It’s the girls in these programmes I aspire to be like, strong-willed women who finish what they start, not the girls in magazines with flat stomachs that are ridiculed when they reach a size 12. I do understand that weight is purely subjective, you might be only 115lbs and still want to be thinner – and that’s ok. That’s ok until you reach an unhealthy situation. For example, 105lbs is within a healthy range for my height but I’d never want to be there – I’d look skeletal. I want to be on the chubby side of normal. So why are these thin women in magazines the image role-models for young girls? But I remember being young, at 20 years-old that’s what I wanted to be. If you’re always on the chubby-side of your friends, and you’re thrown into a new situation at work or uni, you do want to make the best of how you look, and being thin and beautiful is all you can think about. At school at 15 it’s even worse – I was always just in the middle then I discovered Naj in Year 8 and it all ballooned from there (Naj was the name of the corner-shop by the bus stop). At 15 girls are so horrible to each other, if you’re not wearing your hair a certain way, or colouring in your school tie or rolling your skirt up then you’re nobody. Even worse if you’re clever. I was branded all the names : weird, geek, freak.

Feeling good in Mexico after losing 35lbs

Feeling good in Mexico after losing 35lbs

There’s always going to be that expectation, to be that ideal perfect proportions, with clear skin and shiny hair. Apparently though, there are cultures that praise the fat girls, small island nations like Nauru, Jamaica and Tonga, or in Africa like Mauritania. In a lot of these places being fatter is associated with wealth and fertility, being able to feed your family, so girls are fed-up as children to marry better on the social standings. Most of these countries are still living quite a simple life, without the infiltration of Western popular culture where being thin is a sign of famine and illness. How does this happen?

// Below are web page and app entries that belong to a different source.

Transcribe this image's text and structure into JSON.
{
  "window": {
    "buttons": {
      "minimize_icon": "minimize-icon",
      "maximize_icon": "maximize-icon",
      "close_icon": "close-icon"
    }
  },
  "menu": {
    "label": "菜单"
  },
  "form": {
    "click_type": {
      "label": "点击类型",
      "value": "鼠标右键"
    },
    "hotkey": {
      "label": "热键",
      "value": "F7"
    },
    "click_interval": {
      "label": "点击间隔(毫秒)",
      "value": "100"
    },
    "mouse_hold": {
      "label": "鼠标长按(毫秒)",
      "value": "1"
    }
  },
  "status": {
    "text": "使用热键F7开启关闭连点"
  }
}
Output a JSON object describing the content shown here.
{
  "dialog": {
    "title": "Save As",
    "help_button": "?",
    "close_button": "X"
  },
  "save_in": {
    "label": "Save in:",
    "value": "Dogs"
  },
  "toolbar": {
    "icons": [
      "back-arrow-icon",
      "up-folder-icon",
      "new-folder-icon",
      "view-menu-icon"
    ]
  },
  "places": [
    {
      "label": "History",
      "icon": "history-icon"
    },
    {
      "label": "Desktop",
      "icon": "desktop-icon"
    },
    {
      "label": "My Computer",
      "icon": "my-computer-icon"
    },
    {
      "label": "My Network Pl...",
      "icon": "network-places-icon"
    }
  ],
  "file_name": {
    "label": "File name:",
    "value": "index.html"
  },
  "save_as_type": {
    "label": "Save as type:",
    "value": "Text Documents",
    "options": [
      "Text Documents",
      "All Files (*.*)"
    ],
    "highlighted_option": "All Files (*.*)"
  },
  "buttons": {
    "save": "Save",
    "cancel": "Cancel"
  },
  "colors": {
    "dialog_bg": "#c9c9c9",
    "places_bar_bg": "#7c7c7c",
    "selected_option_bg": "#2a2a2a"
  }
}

How can the idea of food turn from a symbol of wealth into a symbol of “laziness”? I’m sure back in the 1700s in the UK it was the same as these modern-day nations, feeding up to marry off. Now we are lazy we eat and eat until we start to crack, mentally and physically.